All of this is in response to a few brave and necessary actions recently taken by the Lebanese government. The cabinet voted to dismiss the Beirut airport security chief, a Hezbollah loyalist who allowed the group to set up a video surveillance system to monitor the airport. The government also ordered a judiciary probe of the independent telecommunications network that Hezbollah has been building, with Iranian assistance, in recent months.
So Hezbollah has responded by doing what it does best: sowing chaos and violence, escalating its confrontation with the Siniora government, and hoping that when the dust settles Siniora is weakened (or even removed from power) and Hezbollah is on stronger ground.
The flashpoint to watch is the airport road. Lebanon, like Israel, has only one major airport (although there is talk of quickly turning a smaller airport in the north into a functioning international hub), and its closure is debilitating and unacceptable. The Lebanese government faces the grave and immediate question of whether to capitulate to Hezbollah or to send troops to open the road, which Hezbollah has been covering with truckloads of landfill. Siniora says that his government will not back down; Hezbollah says that it now considers the Lebanese army as having “joined the enemy,” and might build a tent city on the airport road, just as it has done in downtown Beirut.
Hezbollah, though, is isolated in Lebanon as never before. In its latest tantrum, it operates without the sectarian cover of its erstwhile Christian ally, Michel Aoun; the fight is now more clearly than ever one of Hezbollah vs. Lebanon, rather than one of some Lebanese groups vs. some other Lebanese groups. This is bad for Hezbollah, because it puts them in a corner in terms of political tactics — there will be no alliance-shuffling and dealmaking in the offing, always the hallmarks of Lebanese crisis-management — and because it puts Nasrallah in a win/lose corner: either he forces the government to capitulate, or he is seen as having been defeated.

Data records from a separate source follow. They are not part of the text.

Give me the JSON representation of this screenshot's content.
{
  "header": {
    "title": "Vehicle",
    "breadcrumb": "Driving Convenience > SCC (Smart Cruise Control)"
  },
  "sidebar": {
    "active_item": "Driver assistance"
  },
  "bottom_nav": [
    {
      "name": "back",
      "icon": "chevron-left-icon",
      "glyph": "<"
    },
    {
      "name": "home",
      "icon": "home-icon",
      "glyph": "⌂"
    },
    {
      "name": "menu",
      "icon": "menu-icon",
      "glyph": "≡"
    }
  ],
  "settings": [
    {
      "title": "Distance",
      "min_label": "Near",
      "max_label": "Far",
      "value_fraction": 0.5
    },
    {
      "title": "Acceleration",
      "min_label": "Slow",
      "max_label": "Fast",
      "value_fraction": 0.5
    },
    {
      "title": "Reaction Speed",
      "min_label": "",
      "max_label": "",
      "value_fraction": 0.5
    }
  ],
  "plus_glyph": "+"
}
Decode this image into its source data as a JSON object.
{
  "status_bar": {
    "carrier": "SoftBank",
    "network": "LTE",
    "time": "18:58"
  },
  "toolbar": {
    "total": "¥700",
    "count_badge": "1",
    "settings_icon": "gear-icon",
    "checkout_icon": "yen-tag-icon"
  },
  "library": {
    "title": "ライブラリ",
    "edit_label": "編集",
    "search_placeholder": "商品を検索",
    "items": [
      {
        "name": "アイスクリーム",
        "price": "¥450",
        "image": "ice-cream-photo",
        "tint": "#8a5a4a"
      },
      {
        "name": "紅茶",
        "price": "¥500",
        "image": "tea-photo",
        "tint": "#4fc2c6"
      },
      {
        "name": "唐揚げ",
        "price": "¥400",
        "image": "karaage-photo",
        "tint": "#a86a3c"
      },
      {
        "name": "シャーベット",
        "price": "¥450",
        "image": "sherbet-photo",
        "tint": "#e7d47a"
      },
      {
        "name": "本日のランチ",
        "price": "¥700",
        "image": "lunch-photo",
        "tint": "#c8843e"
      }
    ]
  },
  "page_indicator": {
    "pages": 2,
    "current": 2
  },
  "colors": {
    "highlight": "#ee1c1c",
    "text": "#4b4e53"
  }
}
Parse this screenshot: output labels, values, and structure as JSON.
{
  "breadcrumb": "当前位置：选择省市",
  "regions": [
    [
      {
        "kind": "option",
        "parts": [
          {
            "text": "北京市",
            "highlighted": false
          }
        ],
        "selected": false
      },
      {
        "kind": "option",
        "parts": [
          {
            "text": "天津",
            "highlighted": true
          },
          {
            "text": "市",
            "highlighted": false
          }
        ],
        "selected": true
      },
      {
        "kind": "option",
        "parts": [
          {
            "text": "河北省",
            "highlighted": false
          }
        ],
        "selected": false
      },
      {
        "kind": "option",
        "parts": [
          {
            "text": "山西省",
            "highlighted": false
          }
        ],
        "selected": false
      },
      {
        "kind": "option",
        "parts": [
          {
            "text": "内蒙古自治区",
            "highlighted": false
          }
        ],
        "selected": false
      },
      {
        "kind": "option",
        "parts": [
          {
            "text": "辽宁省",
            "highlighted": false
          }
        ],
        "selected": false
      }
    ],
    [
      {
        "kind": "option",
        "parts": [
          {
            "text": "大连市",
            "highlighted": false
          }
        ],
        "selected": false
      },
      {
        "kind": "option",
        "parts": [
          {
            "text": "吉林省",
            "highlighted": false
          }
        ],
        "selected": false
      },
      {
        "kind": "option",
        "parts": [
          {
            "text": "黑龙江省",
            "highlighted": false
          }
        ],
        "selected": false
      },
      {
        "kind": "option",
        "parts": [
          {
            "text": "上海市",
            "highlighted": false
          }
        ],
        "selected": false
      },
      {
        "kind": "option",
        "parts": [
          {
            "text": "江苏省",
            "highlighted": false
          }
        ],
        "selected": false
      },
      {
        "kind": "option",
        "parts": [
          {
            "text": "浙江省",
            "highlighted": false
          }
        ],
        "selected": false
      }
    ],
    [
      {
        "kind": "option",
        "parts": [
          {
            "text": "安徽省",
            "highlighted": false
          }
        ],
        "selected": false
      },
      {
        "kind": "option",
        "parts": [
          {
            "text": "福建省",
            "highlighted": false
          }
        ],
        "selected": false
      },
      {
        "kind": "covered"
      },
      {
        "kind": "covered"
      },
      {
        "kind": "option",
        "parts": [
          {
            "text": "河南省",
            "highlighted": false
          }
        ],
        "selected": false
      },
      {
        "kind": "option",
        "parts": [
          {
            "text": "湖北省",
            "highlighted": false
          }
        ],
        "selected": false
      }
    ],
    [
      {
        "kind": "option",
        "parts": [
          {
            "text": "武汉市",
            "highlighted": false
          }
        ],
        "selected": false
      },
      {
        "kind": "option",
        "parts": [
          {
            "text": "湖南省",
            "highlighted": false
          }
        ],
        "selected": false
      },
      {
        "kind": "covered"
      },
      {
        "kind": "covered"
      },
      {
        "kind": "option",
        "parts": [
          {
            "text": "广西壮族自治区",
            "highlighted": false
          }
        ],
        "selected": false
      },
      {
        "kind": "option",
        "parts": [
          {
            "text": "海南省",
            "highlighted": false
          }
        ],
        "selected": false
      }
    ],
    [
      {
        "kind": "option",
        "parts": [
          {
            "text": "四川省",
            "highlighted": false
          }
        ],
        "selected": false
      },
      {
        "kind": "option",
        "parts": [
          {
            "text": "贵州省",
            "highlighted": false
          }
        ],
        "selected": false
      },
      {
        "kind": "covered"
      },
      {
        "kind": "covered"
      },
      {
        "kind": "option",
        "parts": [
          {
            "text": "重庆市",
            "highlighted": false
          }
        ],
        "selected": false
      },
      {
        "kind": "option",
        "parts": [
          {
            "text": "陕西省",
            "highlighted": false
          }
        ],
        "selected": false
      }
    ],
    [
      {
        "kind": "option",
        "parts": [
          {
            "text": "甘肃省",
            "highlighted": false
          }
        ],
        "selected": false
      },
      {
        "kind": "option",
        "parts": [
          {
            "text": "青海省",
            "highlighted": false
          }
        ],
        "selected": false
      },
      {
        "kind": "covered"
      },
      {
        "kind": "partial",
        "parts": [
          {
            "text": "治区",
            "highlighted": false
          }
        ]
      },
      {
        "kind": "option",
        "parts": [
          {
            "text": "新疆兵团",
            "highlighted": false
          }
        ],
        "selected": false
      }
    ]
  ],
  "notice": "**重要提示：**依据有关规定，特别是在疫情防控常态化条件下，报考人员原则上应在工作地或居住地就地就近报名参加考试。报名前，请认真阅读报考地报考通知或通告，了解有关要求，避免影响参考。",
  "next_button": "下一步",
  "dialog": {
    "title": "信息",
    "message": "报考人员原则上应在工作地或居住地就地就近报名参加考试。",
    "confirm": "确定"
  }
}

And Hezbollah’s military options against the Lebanese government aren’t clear, given that Hezbollah has organized itself to fight a rocket and guerrilla war against Israel, not street battles in Beirut. If Hezbollah forces an armed conflict, its fealty to Iran and fundamental hostility to Lebanon will be laid bare as never before. Stay tuned.